- EU demand: Strengthen data protection safeguards for law enforcement
- Likely US reaction: Frankly it’s just unclear what this would involve.
- EU demand: Commit to a legal framework between the EU-US to obtain data which would mean that US authorities could not ask companies directly for data.
- Likely US reaction: Will be seen as the Commission trying to insert itself between the US authorities and third parties .
- EU demand: Addressing European concerns in the on-going US security reform process.
- Likely US reaction: Let Europe poke its nose into internal US political policy making? Let’s see, how’s that one going to down in Washington, do we think?
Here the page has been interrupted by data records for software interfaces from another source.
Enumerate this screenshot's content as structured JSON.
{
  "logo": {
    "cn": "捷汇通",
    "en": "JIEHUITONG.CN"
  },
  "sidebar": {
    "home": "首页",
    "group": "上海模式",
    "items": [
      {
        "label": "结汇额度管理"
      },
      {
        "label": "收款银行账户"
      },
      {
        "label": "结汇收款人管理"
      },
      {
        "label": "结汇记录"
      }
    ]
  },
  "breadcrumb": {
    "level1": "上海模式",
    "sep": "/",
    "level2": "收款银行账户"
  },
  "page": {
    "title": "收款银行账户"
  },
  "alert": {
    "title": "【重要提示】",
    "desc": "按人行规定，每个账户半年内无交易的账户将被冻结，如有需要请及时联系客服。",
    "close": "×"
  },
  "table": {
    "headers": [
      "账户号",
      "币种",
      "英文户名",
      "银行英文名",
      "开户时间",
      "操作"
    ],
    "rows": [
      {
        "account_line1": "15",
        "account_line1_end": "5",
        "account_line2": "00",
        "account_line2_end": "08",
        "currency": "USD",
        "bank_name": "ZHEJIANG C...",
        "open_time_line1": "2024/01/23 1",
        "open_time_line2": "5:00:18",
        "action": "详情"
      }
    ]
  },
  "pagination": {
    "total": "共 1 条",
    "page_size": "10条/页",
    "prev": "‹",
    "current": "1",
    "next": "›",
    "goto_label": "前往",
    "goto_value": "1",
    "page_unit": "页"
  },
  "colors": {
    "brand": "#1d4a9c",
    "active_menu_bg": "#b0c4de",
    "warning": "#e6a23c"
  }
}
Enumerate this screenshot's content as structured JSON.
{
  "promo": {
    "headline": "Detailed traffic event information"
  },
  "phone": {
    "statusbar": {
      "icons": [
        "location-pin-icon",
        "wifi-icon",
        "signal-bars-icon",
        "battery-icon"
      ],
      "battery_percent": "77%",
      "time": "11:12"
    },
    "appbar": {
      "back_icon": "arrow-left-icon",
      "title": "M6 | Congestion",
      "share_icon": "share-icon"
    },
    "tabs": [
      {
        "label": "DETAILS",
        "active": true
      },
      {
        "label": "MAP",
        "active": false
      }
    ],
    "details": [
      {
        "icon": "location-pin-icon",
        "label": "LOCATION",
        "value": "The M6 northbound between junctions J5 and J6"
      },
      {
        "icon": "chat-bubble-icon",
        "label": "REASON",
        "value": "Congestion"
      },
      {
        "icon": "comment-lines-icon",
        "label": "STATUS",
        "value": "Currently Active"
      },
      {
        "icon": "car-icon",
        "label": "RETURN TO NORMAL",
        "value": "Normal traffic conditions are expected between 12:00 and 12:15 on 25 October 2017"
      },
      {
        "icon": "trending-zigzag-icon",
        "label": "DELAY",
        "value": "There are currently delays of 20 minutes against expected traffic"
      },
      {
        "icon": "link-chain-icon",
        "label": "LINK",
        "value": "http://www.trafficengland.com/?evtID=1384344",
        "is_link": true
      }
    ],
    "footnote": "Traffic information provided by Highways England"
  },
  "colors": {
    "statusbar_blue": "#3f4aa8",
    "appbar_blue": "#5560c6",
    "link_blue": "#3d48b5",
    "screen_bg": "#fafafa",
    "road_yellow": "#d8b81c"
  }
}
- EU Demand: The US needs to sign up to follow the Council of Europe’s Convention for the Protection of Individuals with regard to Automatic Processing of Personal Data (“Convention 108”).
- Likely US reaction: Oh, you get the idea by now...
Just in case you don’t get the message that Europe's going to be setting the rules here, there’s also confirmation that there's no prospect of the Commission allowing data protection matters to become part of the on-going negotiations for a Transatlantic Trade and Investment Partnership.
The Commision's communication concludes:
Areas listed in this communication will require constructive engagement from both sides of the Atlantic.
Together, as strategic partners, the EU and the US have the ability to overcome the current tensions in the transatlantic relationship and rebuild trust in EU-US data flows.
Nice sentiment, but...
The Home Affairs Commissioner Cecilia Malmstrom this week called the NSA:
“an uncontrollable monster.”
Maybe she’s right. Certainly it’s behaved in an appalling manner.
But I’m very tired of the ‘holier than thou’ posturing by European nations whose own security services have been up to exactly the same sort of tricks for years.
The NSA got caught. There but for the grace of Snowden go others.
Malmstrom said yesterday:
“EU citizens' trust has been shaken by the Snowden case and that serious concerns still remain following the revelations of widespread US illegal access to personal data.
“A trust-building process will only work if the US will agree to put in place the necessary legal frameworks to define in details what can be done, and under which guarantees.”
In other words, it’s up to you Obama. Put your house in order or we’ll….do something!
I can’t help but feel that the Washington establishment isn’t going to warm to such a blunt list of demands and deadlines.
Clearly something needs to be done about what is a wholly unsatisfactory situation and clearly there needs to be a shift in the US stance.
But the hectoring tone coming out of the European Commission isn’t conducive to getting a mutually satisfactory agreement in place.